- EXERCISE DETAILS:
Reproduce word for word every line of the entries below, from the line containing "Enumerate this screenshot's" through the final line, and nothing else.

- Entries from a dataset of interfaces:
============================================================

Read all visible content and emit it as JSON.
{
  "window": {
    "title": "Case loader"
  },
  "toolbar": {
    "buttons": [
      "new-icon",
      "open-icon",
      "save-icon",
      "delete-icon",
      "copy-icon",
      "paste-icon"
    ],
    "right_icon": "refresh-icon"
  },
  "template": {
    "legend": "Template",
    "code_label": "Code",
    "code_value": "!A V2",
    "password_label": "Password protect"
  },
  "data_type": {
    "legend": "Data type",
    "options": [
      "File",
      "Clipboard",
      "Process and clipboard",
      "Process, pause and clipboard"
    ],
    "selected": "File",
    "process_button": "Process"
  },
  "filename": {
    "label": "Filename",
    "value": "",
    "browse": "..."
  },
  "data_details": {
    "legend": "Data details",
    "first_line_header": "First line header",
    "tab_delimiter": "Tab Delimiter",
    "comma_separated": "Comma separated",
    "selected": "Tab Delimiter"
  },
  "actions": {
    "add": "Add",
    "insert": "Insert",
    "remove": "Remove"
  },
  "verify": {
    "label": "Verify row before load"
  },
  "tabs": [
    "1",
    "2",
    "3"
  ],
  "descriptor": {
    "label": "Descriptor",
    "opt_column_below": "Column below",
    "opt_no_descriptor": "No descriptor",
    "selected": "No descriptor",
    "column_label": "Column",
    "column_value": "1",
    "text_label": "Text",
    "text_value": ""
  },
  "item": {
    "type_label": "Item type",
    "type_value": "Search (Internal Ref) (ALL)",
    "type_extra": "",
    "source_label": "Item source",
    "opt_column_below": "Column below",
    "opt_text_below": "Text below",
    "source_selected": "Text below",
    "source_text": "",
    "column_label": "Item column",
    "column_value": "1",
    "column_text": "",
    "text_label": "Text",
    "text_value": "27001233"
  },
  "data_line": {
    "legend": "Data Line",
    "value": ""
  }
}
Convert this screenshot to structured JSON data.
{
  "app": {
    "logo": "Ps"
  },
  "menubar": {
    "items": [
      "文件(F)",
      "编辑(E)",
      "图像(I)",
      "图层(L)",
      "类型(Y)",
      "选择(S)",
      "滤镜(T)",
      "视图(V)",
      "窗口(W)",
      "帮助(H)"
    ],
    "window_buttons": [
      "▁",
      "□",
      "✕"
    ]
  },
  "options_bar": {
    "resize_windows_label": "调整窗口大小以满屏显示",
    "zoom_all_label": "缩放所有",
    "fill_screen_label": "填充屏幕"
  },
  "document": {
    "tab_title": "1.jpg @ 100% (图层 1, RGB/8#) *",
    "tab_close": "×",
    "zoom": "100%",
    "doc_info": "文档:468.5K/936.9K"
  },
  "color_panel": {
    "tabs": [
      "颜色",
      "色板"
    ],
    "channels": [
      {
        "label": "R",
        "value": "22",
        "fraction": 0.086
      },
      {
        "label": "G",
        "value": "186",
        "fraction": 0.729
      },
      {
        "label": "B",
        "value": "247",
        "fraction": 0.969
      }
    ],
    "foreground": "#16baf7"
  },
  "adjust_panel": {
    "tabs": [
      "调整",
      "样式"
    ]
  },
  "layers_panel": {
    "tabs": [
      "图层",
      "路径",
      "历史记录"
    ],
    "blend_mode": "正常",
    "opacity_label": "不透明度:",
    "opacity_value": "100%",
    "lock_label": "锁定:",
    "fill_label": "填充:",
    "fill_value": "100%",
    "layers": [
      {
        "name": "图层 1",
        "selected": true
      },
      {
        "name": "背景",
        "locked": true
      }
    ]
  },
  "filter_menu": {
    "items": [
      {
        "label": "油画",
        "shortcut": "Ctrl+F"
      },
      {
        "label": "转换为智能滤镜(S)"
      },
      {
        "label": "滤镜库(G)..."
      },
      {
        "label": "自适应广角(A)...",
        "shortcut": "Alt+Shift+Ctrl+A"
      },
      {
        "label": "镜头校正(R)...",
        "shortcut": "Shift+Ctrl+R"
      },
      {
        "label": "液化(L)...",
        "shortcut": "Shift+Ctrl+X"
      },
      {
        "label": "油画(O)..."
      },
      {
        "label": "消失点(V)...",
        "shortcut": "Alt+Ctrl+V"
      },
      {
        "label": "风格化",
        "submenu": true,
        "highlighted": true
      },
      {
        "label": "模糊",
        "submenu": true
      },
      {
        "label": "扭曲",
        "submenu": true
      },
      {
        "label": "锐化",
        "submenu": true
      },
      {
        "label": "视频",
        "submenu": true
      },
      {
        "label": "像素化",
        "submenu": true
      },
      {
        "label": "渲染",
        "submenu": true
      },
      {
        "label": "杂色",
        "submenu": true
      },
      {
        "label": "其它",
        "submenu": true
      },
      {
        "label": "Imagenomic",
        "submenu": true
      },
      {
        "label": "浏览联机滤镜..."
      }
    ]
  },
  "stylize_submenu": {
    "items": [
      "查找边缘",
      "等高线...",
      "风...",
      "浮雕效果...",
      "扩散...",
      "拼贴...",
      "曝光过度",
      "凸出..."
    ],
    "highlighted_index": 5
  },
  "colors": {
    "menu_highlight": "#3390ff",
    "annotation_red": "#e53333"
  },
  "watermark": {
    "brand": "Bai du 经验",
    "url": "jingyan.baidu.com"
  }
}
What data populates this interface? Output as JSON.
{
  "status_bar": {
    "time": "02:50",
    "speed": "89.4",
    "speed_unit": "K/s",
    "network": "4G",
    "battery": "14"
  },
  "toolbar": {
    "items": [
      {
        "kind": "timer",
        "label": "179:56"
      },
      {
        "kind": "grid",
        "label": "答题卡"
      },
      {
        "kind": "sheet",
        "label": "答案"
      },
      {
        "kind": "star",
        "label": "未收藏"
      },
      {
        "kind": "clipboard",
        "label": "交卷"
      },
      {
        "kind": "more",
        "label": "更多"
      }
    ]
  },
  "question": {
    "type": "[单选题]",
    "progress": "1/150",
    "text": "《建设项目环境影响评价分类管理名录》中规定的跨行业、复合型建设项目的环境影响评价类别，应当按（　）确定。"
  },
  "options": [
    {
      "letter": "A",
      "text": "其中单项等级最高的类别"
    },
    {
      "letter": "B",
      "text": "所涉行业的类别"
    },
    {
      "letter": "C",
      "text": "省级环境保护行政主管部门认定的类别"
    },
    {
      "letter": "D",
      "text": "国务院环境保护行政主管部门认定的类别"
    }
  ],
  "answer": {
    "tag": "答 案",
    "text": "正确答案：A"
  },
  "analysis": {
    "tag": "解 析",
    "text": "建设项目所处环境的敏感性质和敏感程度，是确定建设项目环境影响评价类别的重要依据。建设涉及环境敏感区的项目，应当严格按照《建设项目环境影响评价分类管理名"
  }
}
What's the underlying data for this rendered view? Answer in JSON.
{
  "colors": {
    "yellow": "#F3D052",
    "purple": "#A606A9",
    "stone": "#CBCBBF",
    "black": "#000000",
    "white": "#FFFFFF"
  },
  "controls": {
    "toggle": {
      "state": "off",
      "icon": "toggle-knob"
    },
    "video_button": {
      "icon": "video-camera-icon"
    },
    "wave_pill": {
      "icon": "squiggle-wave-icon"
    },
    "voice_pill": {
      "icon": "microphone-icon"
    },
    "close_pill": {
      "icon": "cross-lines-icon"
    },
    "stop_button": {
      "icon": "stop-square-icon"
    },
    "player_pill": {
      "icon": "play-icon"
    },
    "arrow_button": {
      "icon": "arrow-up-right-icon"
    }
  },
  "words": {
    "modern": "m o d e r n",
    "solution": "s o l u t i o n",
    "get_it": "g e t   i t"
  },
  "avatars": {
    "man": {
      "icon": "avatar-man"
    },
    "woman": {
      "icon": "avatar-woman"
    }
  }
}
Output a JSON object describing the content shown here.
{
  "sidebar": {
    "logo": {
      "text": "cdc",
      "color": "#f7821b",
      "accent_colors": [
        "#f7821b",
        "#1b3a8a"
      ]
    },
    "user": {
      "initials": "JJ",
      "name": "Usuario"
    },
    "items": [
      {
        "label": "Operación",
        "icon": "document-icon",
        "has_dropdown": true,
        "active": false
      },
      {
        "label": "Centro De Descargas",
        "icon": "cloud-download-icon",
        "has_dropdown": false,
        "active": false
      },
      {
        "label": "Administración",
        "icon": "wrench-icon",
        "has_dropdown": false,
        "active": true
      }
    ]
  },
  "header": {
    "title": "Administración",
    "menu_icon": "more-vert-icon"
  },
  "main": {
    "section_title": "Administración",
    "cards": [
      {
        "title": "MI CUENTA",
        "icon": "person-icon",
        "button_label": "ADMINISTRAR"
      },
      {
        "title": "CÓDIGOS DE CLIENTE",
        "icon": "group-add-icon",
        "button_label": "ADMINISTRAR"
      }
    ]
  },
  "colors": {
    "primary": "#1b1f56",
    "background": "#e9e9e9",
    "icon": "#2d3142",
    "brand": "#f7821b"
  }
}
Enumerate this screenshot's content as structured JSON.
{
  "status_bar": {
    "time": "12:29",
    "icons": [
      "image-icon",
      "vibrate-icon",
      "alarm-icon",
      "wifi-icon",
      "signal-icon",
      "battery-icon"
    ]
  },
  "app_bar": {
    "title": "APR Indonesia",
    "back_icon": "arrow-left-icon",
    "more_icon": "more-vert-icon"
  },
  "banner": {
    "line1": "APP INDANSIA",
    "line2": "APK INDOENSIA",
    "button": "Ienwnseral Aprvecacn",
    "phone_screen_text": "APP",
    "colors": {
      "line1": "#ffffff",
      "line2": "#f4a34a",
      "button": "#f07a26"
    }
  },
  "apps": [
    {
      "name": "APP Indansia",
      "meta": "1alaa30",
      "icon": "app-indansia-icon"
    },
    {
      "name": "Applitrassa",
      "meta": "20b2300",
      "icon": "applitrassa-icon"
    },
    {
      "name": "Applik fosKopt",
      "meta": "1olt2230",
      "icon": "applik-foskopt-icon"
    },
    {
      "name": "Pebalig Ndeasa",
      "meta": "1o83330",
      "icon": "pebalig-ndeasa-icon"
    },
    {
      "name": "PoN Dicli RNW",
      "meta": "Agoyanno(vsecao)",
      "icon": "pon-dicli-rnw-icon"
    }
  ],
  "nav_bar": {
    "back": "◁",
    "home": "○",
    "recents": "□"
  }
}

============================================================

- REPLY:
Enumerate this screenshot's content as structured JSON.
{
  "status_bar": {
    "time": "12:29",
    "icons": [
      "image-icon",
      "vibrate-icon",
      "alarm-icon",
      "wifi-icon",
      "signal-icon",
      "battery-icon"
    ]
  },
  "app_bar": {
    "title": "APR Indonesia",
    "back_icon": "arrow-left-icon",
    "more_icon": "more-vert-icon"
  },
  "banner": {
    "line1": "APP INDANSIA",
    "line2": "APK INDOENSIA",
    "button": "Ienwnseral Aprvecacn",
    "phone_screen_text": "APP",
    "colors": {
      "line1": "#ffffff",
      "line2": "#f4a34a",
      "button": "#f07a26"
    }
  },
  "apps": [
    {
      "name": "APP Indansia",
      "meta": "1alaa30",
      "icon": "app-indansia-icon"
    },
    {
      "name": "Applitrassa",
      "meta": "20b2300",
      "icon": "applitrassa-icon"
    },
    {
      "name": "Applik fosKopt",
      "meta": "1olt2230",
      "icon": "applik-foskopt-icon"
    },
    {
      "name": "Pebalig Ndeasa",
      "meta": "1o83330",
      "icon": "pebalig-ndeasa-icon"
    },
    {
      "name": "PoN Dicli RNW",
      "meta": "Agoyanno(vsecao)",
      "icon": "pon-dicli-rnw-icon"
    }
  ],
  "nav_bar": {
    "back": "◁",
    "home": "○",
    "recents": "□"
  }
}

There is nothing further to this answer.